experience, citing the privacy of the order. "It's so secret, we can't
talk about it," Bush told NBC's Tim Russert earlier this year.

But whether or not these Bonesmen exchanged a clandestine greeting, the
order occupies a hallowed spot in their identities and highlights their
enduring association with exclusivity and privilege.

"It raises an interesting question when two Bonesmen end up on the
opposite sides of the political aisle. How deep do allegiances run?" said
Graham Boettcher, a Yale doctoral student who has dug into the order's
history and has friends who are members, though he is not.

Bush and Kerry were two years apart at Yale, the president the class of
'68, the senator '66. Both were among 15 seniors ushered into an order
that has fueled fabulous speculation.

Members are said to revere the number 322, to use the phrase "Do you know
Gen. Russell?" to identify one another and to bare their sexual histories
in group sessions. The Internet is full of Skull and Bones lore,
conspiracy theories and occult overtones. One sensational claim has
Bonesmen, including Bush's grandfather, pilfering the Indian leader
Geronimo's skeletal remains from Oklahoma and bringing them to the order's
campus home, the Tomb.

Rituals and rumors aside, Bones alliances endure through retreats and
networking, and the path from the Tomb to power is well worn. Besides
three presidencies - Bush, his father and William Howard Taft - Bonesmen
have landed in Congress, the CIA, Supreme Court, Cabinet posts, top banks
and media outlets.

Skull and Bones has been an incubator for what Bonesman Alan Cross, a
North Carolina pediatrics professor and Kerry contemporary, calls "the
cream off the top of the cream." And it has been an abiding association
for the men vying to be president. Kerry still counts members as friends;
there are several Bonesmen in the Bush administration.

Ron Rosenbaum, the New York Observer columnist who wrote a 1977 expose on
the order in Esquire, calls it "an underreported network of influence and
power" and "a source of a mindset of privilege." Rosenbaum, a Bush
classmate who was not in Bones, has urged the contenders to quit the
order, writing in a March column that the public has the right "to know
about the nature of their presidents' associations and how they affect who
they really are."

Fellow Bonesmen, however, insist the order's only impact is a high regard
for friendship and public service.

Donald Etra, a Los Angeles defense lawyer who was in the society with
Bush, said the Bones bond may also create a mutual respect, even in this
contentious campaign.

At the least, said Alexandra Robbins, a Yale graduate and author of
"Secrets of the Tomb," a 2002 book on the society, "they both acknowledge
that the two of them went through something special."

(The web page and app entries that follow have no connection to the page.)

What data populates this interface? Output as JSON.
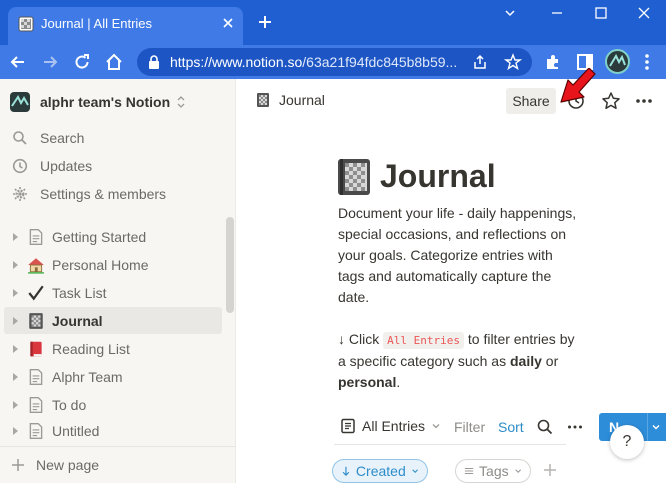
{
  "browser": {
    "tab_title": "Journal | All Entries",
    "url_domain": "https://www.notion.so",
    "url_path": "/63a21f94fdc845b8b59...",
    "accent_color": "#1f5fd1"
  },
  "sidebar": {
    "workspace_name": "alphr team's Notion",
    "links": [
      {
        "label": "Search",
        "icon": "search-icon"
      },
      {
        "label": "Updates",
        "icon": "clock-icon"
      },
      {
        "label": "Settings & members",
        "icon": "gear-icon"
      }
    ],
    "pages": [
      {
        "label": "Getting Started",
        "icon": "document-icon"
      },
      {
        "label": "Personal Home",
        "icon": "house-emoji-icon"
      },
      {
        "label": "Task List",
        "icon": "checkmark-icon"
      },
      {
        "label": "Journal",
        "icon": "notebook-icon",
        "active": true
      },
      {
        "label": "Reading List",
        "icon": "red-book-icon"
      },
      {
        "label": "Alphr Team",
        "icon": "document-icon"
      },
      {
        "label": "To do",
        "icon": "document-icon"
      },
      {
        "label": "Untitled",
        "icon": "document-icon"
      }
    ],
    "new_page_label": "New page"
  },
  "topbar": {
    "breadcrumb": "Journal",
    "share_label": "Share"
  },
  "page": {
    "title": "Journal",
    "description": "Document your life - daily happenings, special occasions, and reflections on your goals. Categorize entries with tags and automatically capture the date.",
    "hint_prefix": "↓ Click ",
    "hint_code": "All Entries",
    "hint_middle": " to filter entries by a specific category such as ",
    "hint_bold1": "daily",
    "hint_or": " or ",
    "hint_bold2": "personal",
    "hint_end": "."
  },
  "database": {
    "view_label": "All Entries",
    "filter_label": "Filter",
    "sort_label": "Sort",
    "new_label": "N",
    "help_label": "?",
    "chips": [
      {
        "label": "Created",
        "icon": "arrow-down-icon"
      },
      {
        "label": "Tags",
        "icon": "list-icon"
      }
    ]
  }
}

And if Bush and Kerry pose a strange alignment to Bones loyalty, Robbins
said for the order, "it is a win-win situation. No matter who wins, they
have a Bonesman in the White House for the next four years."